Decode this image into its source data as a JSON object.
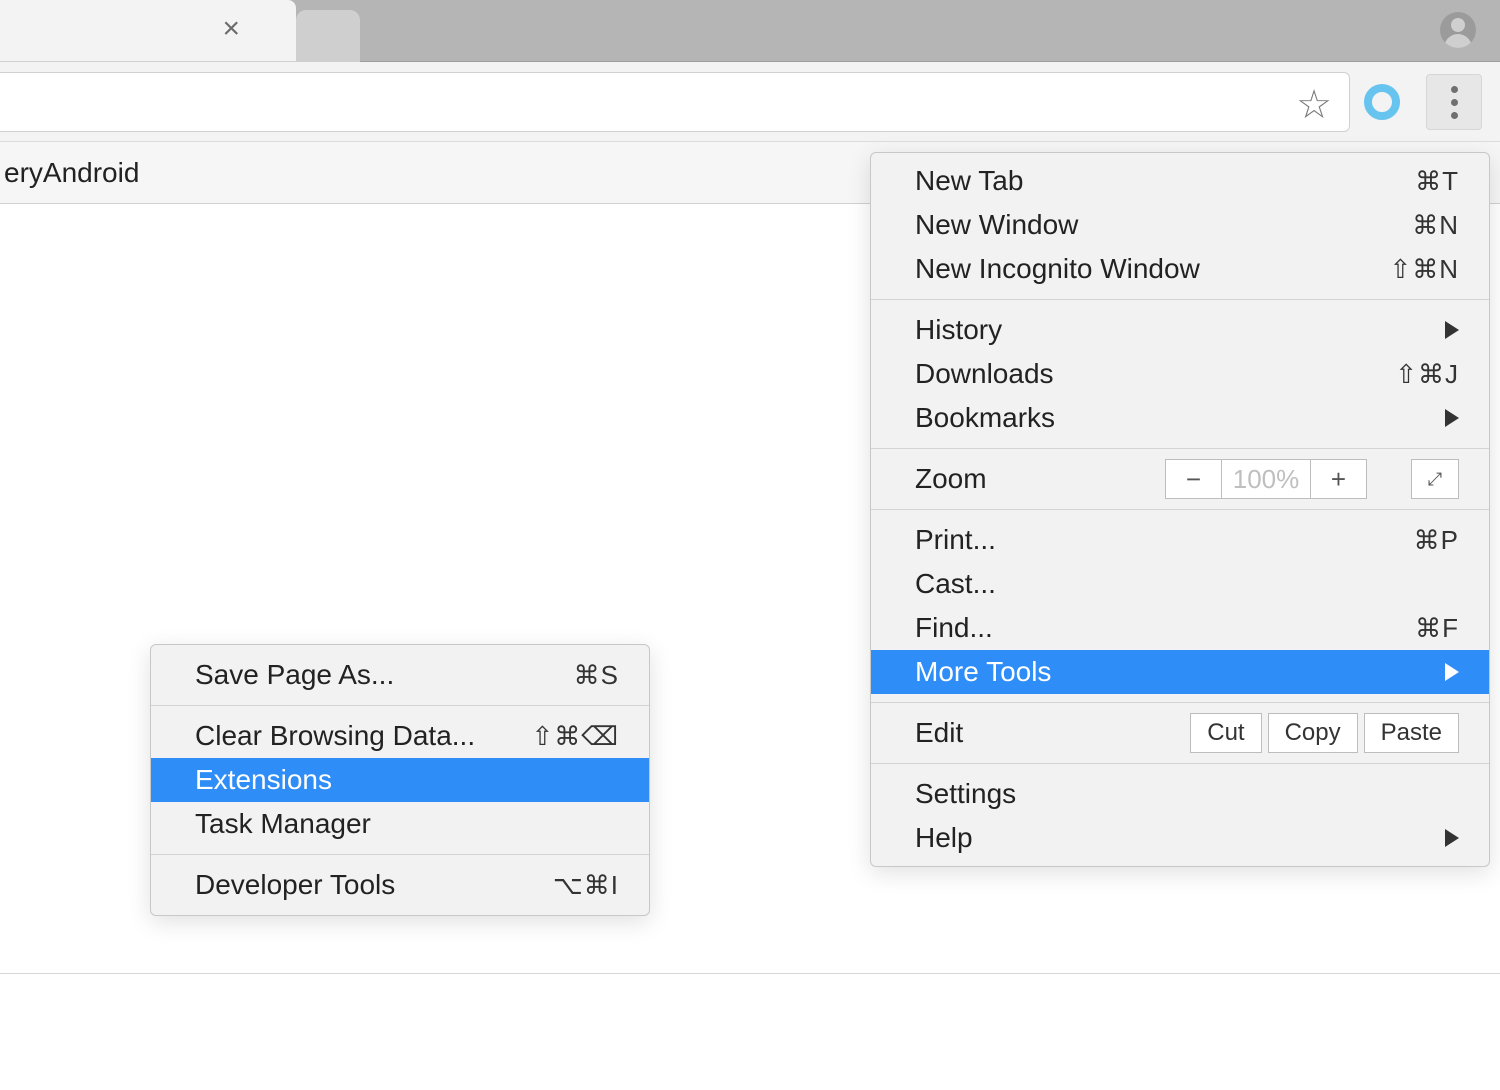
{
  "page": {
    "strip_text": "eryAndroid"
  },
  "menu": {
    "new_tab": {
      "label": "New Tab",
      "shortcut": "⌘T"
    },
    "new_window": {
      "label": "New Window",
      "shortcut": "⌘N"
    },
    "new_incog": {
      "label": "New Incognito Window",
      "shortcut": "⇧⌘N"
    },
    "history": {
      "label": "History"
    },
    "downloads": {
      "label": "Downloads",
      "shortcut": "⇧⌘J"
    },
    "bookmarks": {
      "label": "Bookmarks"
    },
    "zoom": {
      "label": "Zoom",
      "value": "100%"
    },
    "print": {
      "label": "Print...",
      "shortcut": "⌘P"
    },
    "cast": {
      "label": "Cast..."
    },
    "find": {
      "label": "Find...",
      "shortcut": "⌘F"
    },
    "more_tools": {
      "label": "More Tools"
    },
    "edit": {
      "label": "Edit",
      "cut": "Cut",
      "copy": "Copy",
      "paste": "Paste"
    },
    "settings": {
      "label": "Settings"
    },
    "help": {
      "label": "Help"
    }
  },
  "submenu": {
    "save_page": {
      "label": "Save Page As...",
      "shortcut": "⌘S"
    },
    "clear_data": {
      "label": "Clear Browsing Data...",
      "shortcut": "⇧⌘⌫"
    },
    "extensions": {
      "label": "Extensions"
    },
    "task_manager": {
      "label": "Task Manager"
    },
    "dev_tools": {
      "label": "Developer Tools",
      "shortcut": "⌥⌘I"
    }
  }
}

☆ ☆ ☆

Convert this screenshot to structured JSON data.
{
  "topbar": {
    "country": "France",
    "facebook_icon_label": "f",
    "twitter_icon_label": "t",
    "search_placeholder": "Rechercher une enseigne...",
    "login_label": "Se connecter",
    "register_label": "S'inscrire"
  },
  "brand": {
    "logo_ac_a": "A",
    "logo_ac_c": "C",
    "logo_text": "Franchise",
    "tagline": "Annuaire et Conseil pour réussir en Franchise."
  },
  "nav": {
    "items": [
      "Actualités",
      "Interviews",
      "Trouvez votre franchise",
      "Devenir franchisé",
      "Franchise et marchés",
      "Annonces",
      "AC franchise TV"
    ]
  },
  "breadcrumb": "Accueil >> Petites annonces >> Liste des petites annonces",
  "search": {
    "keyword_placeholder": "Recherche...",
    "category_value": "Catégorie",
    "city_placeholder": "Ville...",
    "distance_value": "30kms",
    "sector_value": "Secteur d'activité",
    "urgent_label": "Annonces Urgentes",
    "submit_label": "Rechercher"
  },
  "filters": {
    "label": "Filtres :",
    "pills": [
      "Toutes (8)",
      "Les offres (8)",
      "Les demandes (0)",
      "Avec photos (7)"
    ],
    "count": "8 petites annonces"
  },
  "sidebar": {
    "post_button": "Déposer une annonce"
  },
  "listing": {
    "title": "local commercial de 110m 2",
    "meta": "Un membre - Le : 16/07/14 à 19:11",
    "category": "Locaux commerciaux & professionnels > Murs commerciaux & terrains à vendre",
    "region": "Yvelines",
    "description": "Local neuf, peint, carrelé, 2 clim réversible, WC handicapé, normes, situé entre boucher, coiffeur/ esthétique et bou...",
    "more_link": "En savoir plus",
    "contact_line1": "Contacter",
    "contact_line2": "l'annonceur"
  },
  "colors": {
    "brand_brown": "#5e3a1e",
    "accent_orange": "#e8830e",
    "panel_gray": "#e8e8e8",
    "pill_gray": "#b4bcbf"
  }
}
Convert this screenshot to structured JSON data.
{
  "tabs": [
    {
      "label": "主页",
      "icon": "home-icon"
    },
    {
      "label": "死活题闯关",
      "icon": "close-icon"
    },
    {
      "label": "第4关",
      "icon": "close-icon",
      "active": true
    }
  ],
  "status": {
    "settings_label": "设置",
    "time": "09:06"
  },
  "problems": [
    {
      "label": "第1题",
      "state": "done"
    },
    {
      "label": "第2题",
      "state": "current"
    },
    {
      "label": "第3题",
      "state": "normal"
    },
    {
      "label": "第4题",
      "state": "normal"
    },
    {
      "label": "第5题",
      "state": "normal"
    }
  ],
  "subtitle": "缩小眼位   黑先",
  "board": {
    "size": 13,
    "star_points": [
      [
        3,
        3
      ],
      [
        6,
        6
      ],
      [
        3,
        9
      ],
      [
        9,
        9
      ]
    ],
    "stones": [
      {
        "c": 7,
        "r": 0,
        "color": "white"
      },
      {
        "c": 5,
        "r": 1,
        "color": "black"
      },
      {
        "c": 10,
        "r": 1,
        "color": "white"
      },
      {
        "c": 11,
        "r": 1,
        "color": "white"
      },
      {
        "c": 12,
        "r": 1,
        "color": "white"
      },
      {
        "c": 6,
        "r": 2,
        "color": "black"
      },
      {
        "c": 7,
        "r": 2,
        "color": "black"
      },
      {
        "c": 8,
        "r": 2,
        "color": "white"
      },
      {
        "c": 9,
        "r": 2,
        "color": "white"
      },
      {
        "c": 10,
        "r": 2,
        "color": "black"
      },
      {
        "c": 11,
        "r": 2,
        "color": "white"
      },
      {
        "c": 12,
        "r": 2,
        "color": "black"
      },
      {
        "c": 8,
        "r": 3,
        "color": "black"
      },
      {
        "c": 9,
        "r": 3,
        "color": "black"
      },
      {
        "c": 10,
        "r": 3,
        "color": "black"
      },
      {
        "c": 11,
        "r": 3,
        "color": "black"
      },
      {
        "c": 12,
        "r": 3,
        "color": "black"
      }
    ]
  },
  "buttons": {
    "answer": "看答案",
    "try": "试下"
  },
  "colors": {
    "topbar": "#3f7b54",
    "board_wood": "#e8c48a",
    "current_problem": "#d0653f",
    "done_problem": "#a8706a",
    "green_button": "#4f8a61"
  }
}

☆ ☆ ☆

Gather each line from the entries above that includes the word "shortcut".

■ Written response
      "shortcut": "⌘T"
      "shortcut": "⌘N"
      "shortcut": "⇧⌘N"
      "shortcut": "⇧⌘J"
      "shortcut": "⌘P"
      "shortcut": "⌘F"
      "shortcut": "⌘S"
      "shortcut": "⇧⌘⌫"
      "shortcut": "⌥⌘I"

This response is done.